Wednesday, November 11, 2009


The cashiers at the co-op tend to be curious about fellow members’ purchases. It starts out innocently. “What kind of mushrooms are these?” asks the cashier. On lucky days I end up dispensing cooking tips and recipes, other days I get lectured.

A few weeks ago, after inspecting my lebne and my corn cakes, the cashier swiped my six-pack of beer and asked me if I had ever had kombucha. I prepared myself to defend my beer. I’d heard of kombucha. It sounded healthy.

Now. I don’t have anything against healthy, but healthy and good are not enough for me, which is why I don’t practice yoga regularly.

It’s hard to argue against yoga. Whenever I take a yoga class I can feel its benefits. I’ve limped into a yoga class unable to straighten out much-abused hip flexors and walked out with an easy stride. After a month of bikram yoga and no running, on my first race back I was able to shave almost a full minute off my pace.

I wish I liked yoga and was able to keep up practicing it for more than a month at a time, but for me most yoga is like that would-be suitor: very nice, but too boring to hold my attention. It would be lovely, I think as I cover my mouth to stifle a yawn,

What’s worse is the holier-than-thou company it often keeps.

“I’ve had green tea with kombucha.” I replied, tightening the hold on the beer and moving it away from her.
“No. This is a cold drink. When I get beer I usually swap out a few beers for kombucha,” she volunteered.
“Why?” I couldn’t imagine what beer had to do with kombucha.
“It’s so good! I love it!” She said as she scanned the rest of my items.
“You love the taste?”
“The taste is ok, but I love the way it makes me feel!” she replied, and I could see she was already looking forward to finishing her shift and buying herself some kombucha.
“Feel?” I wasn’t getting this.
“It’s kind of like I’m buzzed, but alert, relaxed. And it’s good for you!”

I filed that away under things from the co-op I might to try someday. Thanks to Veteran’s day, this morning I was able to shop in a relatively un-crowded co-op and look for kombucha. I started in the beer aisle and was redirected to the yogurt case.
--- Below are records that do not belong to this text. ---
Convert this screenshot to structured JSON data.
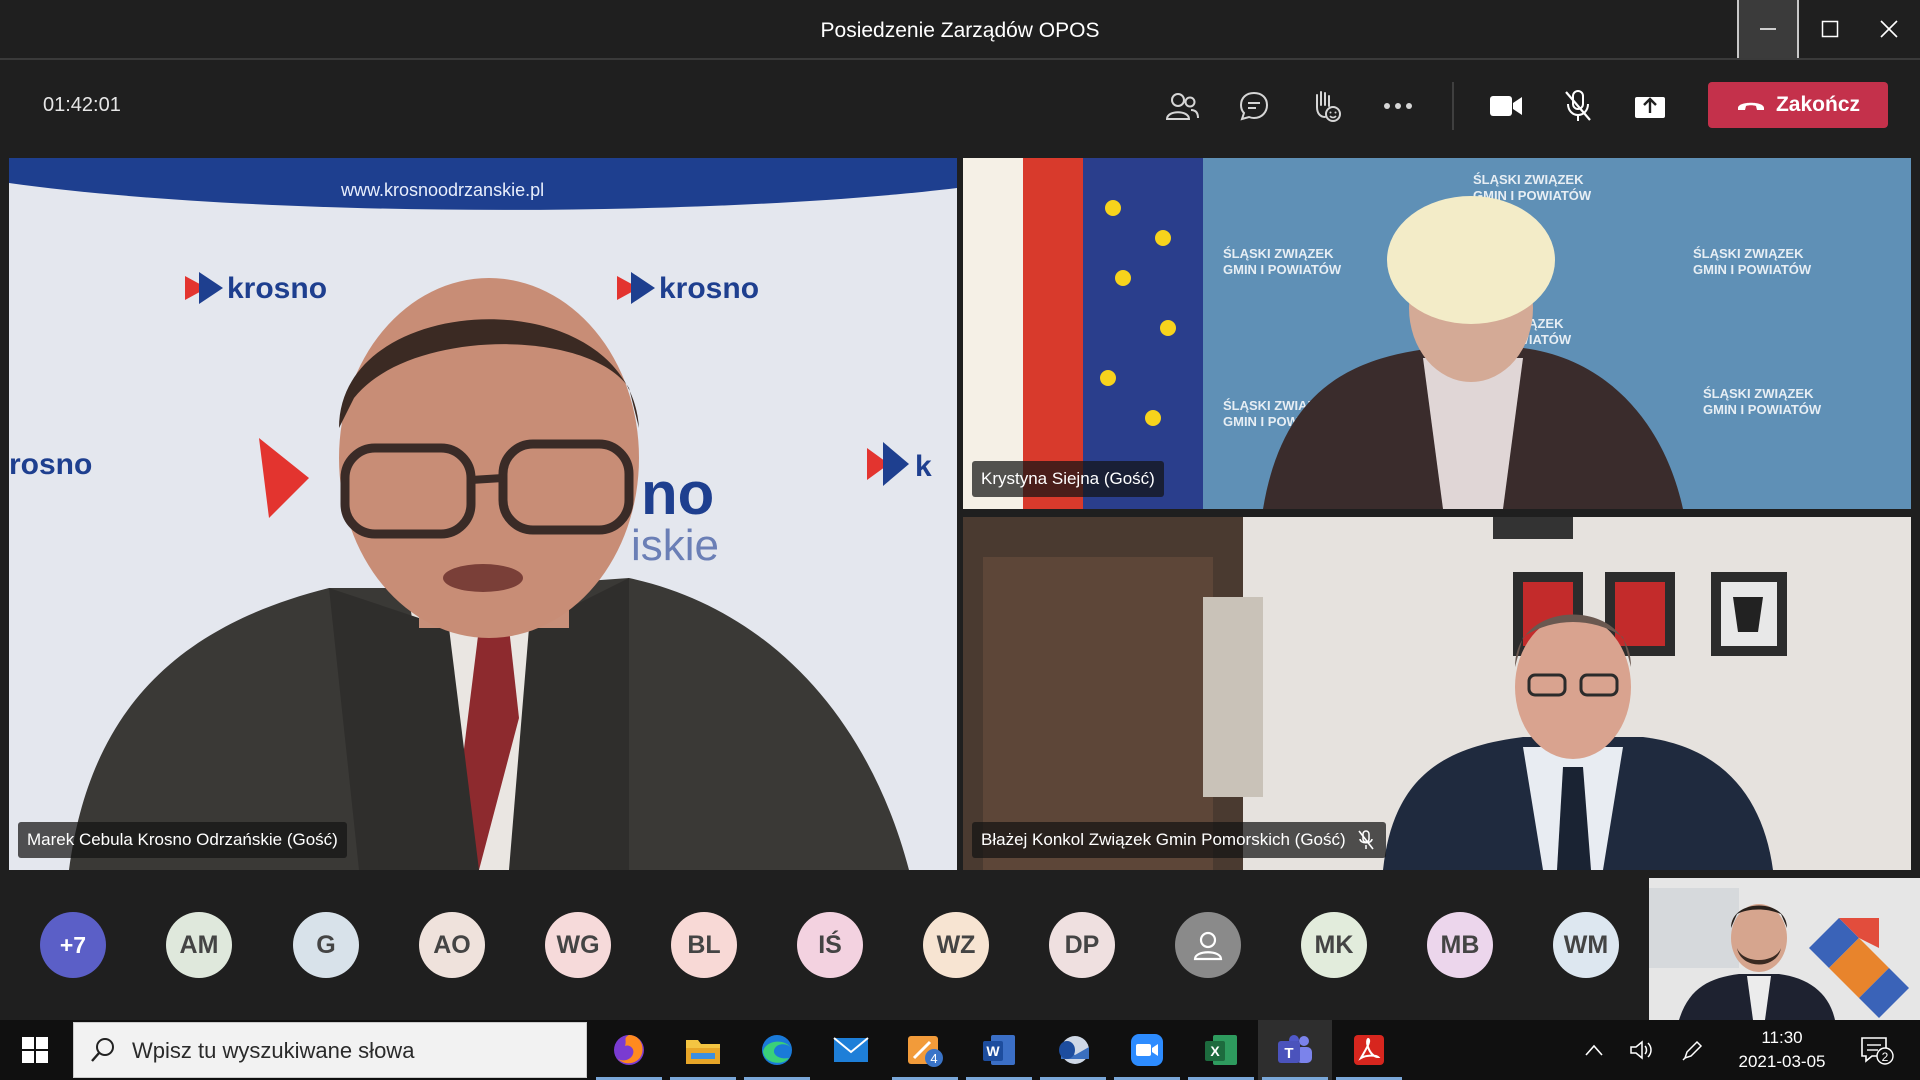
{
  "window": {
    "title": "Posiedzenie Zarządów OPOS"
  },
  "toolbar": {
    "elapsed_time": "01:42:01",
    "end_call_label": "Zakończ",
    "icons": [
      "participants-icon",
      "chat-icon",
      "raise-hand-icon",
      "more-options-icon",
      "camera-icon",
      "microphone-muted-icon",
      "share-screen-icon",
      "phone-hangup-icon"
    ]
  },
  "video_tiles": [
    {
      "name": "Marek Cebula Krosno Odrzańskie (Gość)",
      "muted": false,
      "backdrop_text": [
        "www.krosnoodrzanskie.pl",
        "krosno",
        "krosno",
        "rosno",
        "no",
        "iskie",
        "k"
      ]
    },
    {
      "name": "Krystyna Siejna (Gość)",
      "muted": false,
      "backdrop_text": [
        "ŚLĄSKI ZWIĄZEK",
        "GMIN I POWIATÓW"
      ]
    },
    {
      "name": "Błażej Konkol Związek Gmin Pomorskich (Gość)",
      "muted": true
    }
  ],
  "participants": {
    "overflow_label": "+7",
    "avatars": [
      {
        "initials": "AM",
        "color": "#dfe8dc"
      },
      {
        "initials": "G",
        "color": "#d8e2ea"
      },
      {
        "initials": "AO",
        "color": "#efe2dc"
      },
      {
        "initials": "WG",
        "color": "#f6dada"
      },
      {
        "initials": "BL",
        "color": "#f8d9d6"
      },
      {
        "initials": "IŚ",
        "color": "#f3d2e0"
      },
      {
        "initials": "WZ",
        "color": "#f7e4d2"
      },
      {
        "initials": "DP",
        "color": "#efe0e0"
      },
      {
        "initials": "",
        "color": "#8a8a8a",
        "icon": "person-icon"
      },
      {
        "initials": "MK",
        "color": "#e2ecdc"
      },
      {
        "initials": "MB",
        "color": "#ecd6ec"
      },
      {
        "initials": "WM",
        "color": "#dde7f0"
      }
    ]
  },
  "taskbar": {
    "search_placeholder": "Wpisz tu wyszukiwane słowa",
    "apps": [
      "firefox-icon",
      "file-explorer-icon",
      "edge-icon",
      "mail-icon",
      "app-badge-icon",
      "word-icon",
      "outlook-icon",
      "zoom-icon",
      "excel-icon",
      "teams-icon",
      "acrobat-icon"
    ],
    "app_badge_count": "4",
    "clock_time": "11:30",
    "clock_date": "2021-03-05",
    "notification_count": "2"
  },
  "colors": {
    "end_call": "#c4314b",
    "overflow_avatar": "#5b5fc7",
    "taskbar": "#101010"
  }
}
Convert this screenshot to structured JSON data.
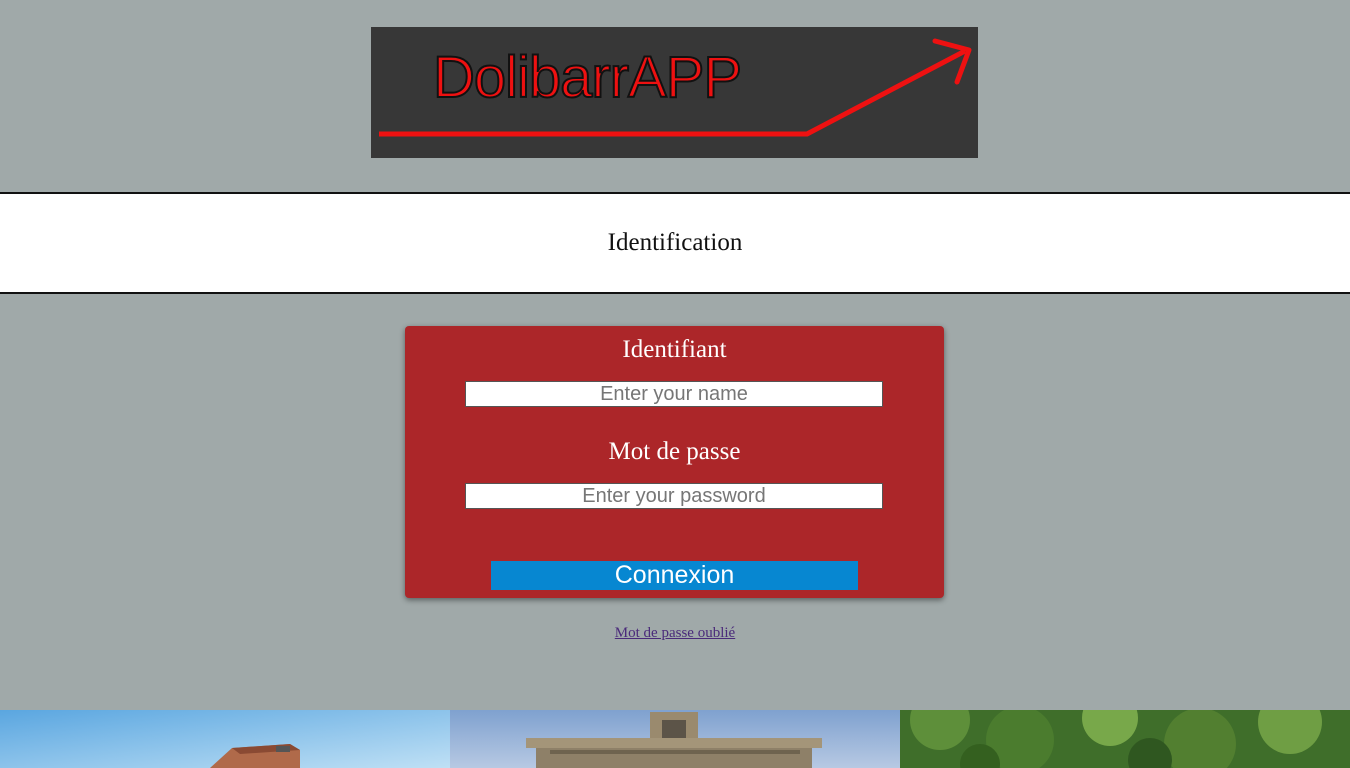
{
  "logo": {
    "text": "DolibarrAPP",
    "background": "#373737",
    "accent": "#ee1111"
  },
  "header": {
    "title": "Identification"
  },
  "login": {
    "username_label": "Identifiant",
    "username_placeholder": "Enter your name",
    "password_label": "Mot de passe",
    "password_placeholder": "Enter your password",
    "submit_label": "Connexion",
    "card_color": "#ac2629",
    "button_color": "#0787d1"
  },
  "forgot_password": {
    "label": "Mot de passe oublié"
  },
  "photos": [
    {
      "name": "building-photo"
    },
    {
      "name": "facade-photo"
    },
    {
      "name": "trees-photo"
    }
  ]
}
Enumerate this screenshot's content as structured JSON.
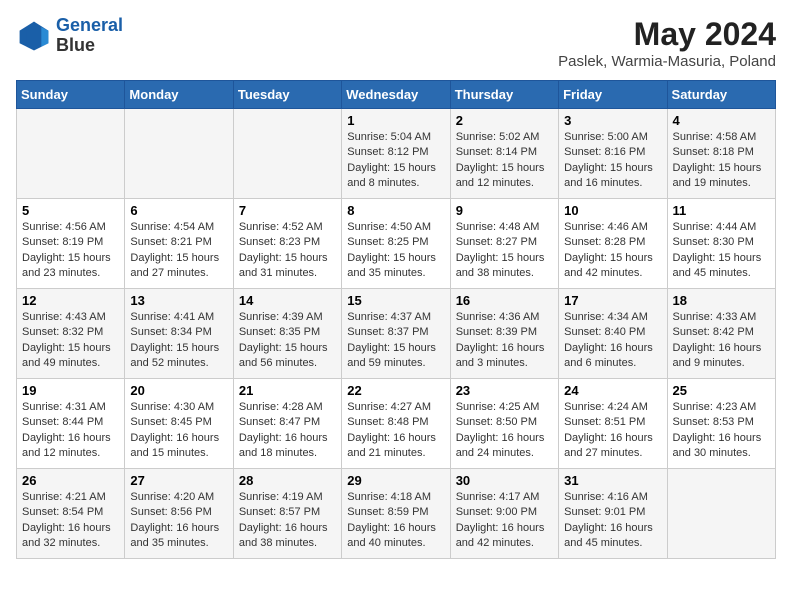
{
  "header": {
    "logo_line1": "General",
    "logo_line2": "Blue",
    "title": "May 2024",
    "subtitle": "Paslek, Warmia-Masuria, Poland"
  },
  "days_of_week": [
    "Sunday",
    "Monday",
    "Tuesday",
    "Wednesday",
    "Thursday",
    "Friday",
    "Saturday"
  ],
  "weeks": [
    [
      {
        "day": "",
        "info": ""
      },
      {
        "day": "",
        "info": ""
      },
      {
        "day": "",
        "info": ""
      },
      {
        "day": "1",
        "info": "Sunrise: 5:04 AM\nSunset: 8:12 PM\nDaylight: 15 hours\nand 8 minutes."
      },
      {
        "day": "2",
        "info": "Sunrise: 5:02 AM\nSunset: 8:14 PM\nDaylight: 15 hours\nand 12 minutes."
      },
      {
        "day": "3",
        "info": "Sunrise: 5:00 AM\nSunset: 8:16 PM\nDaylight: 15 hours\nand 16 minutes."
      },
      {
        "day": "4",
        "info": "Sunrise: 4:58 AM\nSunset: 8:18 PM\nDaylight: 15 hours\nand 19 minutes."
      }
    ],
    [
      {
        "day": "5",
        "info": "Sunrise: 4:56 AM\nSunset: 8:19 PM\nDaylight: 15 hours\nand 23 minutes."
      },
      {
        "day": "6",
        "info": "Sunrise: 4:54 AM\nSunset: 8:21 PM\nDaylight: 15 hours\nand 27 minutes."
      },
      {
        "day": "7",
        "info": "Sunrise: 4:52 AM\nSunset: 8:23 PM\nDaylight: 15 hours\nand 31 minutes."
      },
      {
        "day": "8",
        "info": "Sunrise: 4:50 AM\nSunset: 8:25 PM\nDaylight: 15 hours\nand 35 minutes."
      },
      {
        "day": "9",
        "info": "Sunrise: 4:48 AM\nSunset: 8:27 PM\nDaylight: 15 hours\nand 38 minutes."
      },
      {
        "day": "10",
        "info": "Sunrise: 4:46 AM\nSunset: 8:28 PM\nDaylight: 15 hours\nand 42 minutes."
      },
      {
        "day": "11",
        "info": "Sunrise: 4:44 AM\nSunset: 8:30 PM\nDaylight: 15 hours\nand 45 minutes."
      }
    ],
    [
      {
        "day": "12",
        "info": "Sunrise: 4:43 AM\nSunset: 8:32 PM\nDaylight: 15 hours\nand 49 minutes."
      },
      {
        "day": "13",
        "info": "Sunrise: 4:41 AM\nSunset: 8:34 PM\nDaylight: 15 hours\nand 52 minutes."
      },
      {
        "day": "14",
        "info": "Sunrise: 4:39 AM\nSunset: 8:35 PM\nDaylight: 15 hours\nand 56 minutes."
      },
      {
        "day": "15",
        "info": "Sunrise: 4:37 AM\nSunset: 8:37 PM\nDaylight: 15 hours\nand 59 minutes."
      },
      {
        "day": "16",
        "info": "Sunrise: 4:36 AM\nSunset: 8:39 PM\nDaylight: 16 hours\nand 3 minutes."
      },
      {
        "day": "17",
        "info": "Sunrise: 4:34 AM\nSunset: 8:40 PM\nDaylight: 16 hours\nand 6 minutes."
      },
      {
        "day": "18",
        "info": "Sunrise: 4:33 AM\nSunset: 8:42 PM\nDaylight: 16 hours\nand 9 minutes."
      }
    ],
    [
      {
        "day": "19",
        "info": "Sunrise: 4:31 AM\nSunset: 8:44 PM\nDaylight: 16 hours\nand 12 minutes."
      },
      {
        "day": "20",
        "info": "Sunrise: 4:30 AM\nSunset: 8:45 PM\nDaylight: 16 hours\nand 15 minutes."
      },
      {
        "day": "21",
        "info": "Sunrise: 4:28 AM\nSunset: 8:47 PM\nDaylight: 16 hours\nand 18 minutes."
      },
      {
        "day": "22",
        "info": "Sunrise: 4:27 AM\nSunset: 8:48 PM\nDaylight: 16 hours\nand 21 minutes."
      },
      {
        "day": "23",
        "info": "Sunrise: 4:25 AM\nSunset: 8:50 PM\nDaylight: 16 hours\nand 24 minutes."
      },
      {
        "day": "24",
        "info": "Sunrise: 4:24 AM\nSunset: 8:51 PM\nDaylight: 16 hours\nand 27 minutes."
      },
      {
        "day": "25",
        "info": "Sunrise: 4:23 AM\nSunset: 8:53 PM\nDaylight: 16 hours\nand 30 minutes."
      }
    ],
    [
      {
        "day": "26",
        "info": "Sunrise: 4:21 AM\nSunset: 8:54 PM\nDaylight: 16 hours\nand 32 minutes."
      },
      {
        "day": "27",
        "info": "Sunrise: 4:20 AM\nSunset: 8:56 PM\nDaylight: 16 hours\nand 35 minutes."
      },
      {
        "day": "28",
        "info": "Sunrise: 4:19 AM\nSunset: 8:57 PM\nDaylight: 16 hours\nand 38 minutes."
      },
      {
        "day": "29",
        "info": "Sunrise: 4:18 AM\nSunset: 8:59 PM\nDaylight: 16 hours\nand 40 minutes."
      },
      {
        "day": "30",
        "info": "Sunrise: 4:17 AM\nSunset: 9:00 PM\nDaylight: 16 hours\nand 42 minutes."
      },
      {
        "day": "31",
        "info": "Sunrise: 4:16 AM\nSunset: 9:01 PM\nDaylight: 16 hours\nand 45 minutes."
      },
      {
        "day": "",
        "info": ""
      }
    ]
  ]
}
It’s with the yogurt because it needs to be kept refrigerated. It has probiotics, B vitamins (my favorite!), is naturally effervescent, might have trace amounts of alcohol due to fermentation, and may have floating, living cultures in the bottle. Also, please avoid shaking. I’m guessing you don’t want to disrupt those living cultures.

I was skeptical, but I tried to keep an open mind when I tried it. I’m not sure how many bottles of the stuff you have to drink to feel its effects, so I will only report on the taste.

It was a little sour a little fizzy; light, almost citrusy. Refreshing. Kind of like a slightly flat seltzer mixed with leftover juice from the olive jar. The bottle contained two servings. I meant to have only one, but the whole bottle was gone before I noticed. I loved it, but unless you like to drink the vinegary liquid that olives come in, you might not like it.

I almost went for the fridge to grab a second bottle, when I had nightmarish visions of myself buying goji berries (I hate them), and alfalfa sprouts (they tend to go bad in my fridge – not sure why). Thanks Anna, for sharing this video and helping bring me back to my senses.


  1. Evan tried some kombucha I was drinking once, made a face and said, "It tastes like vinegar and death." I explained that it's an acquired taste, but he wasn't convinced.

  2. I heard it's actually more like nature's soda as it's heath benefits are controversial. Majo, we could actually make this at home very easily :D

    ha ha ha I don't know why but I really laughed at that clip! - pae

  3. Jess, tell Evan to fight death with death.

    Patience, thanks for the link. Yes! Let's make kombucha!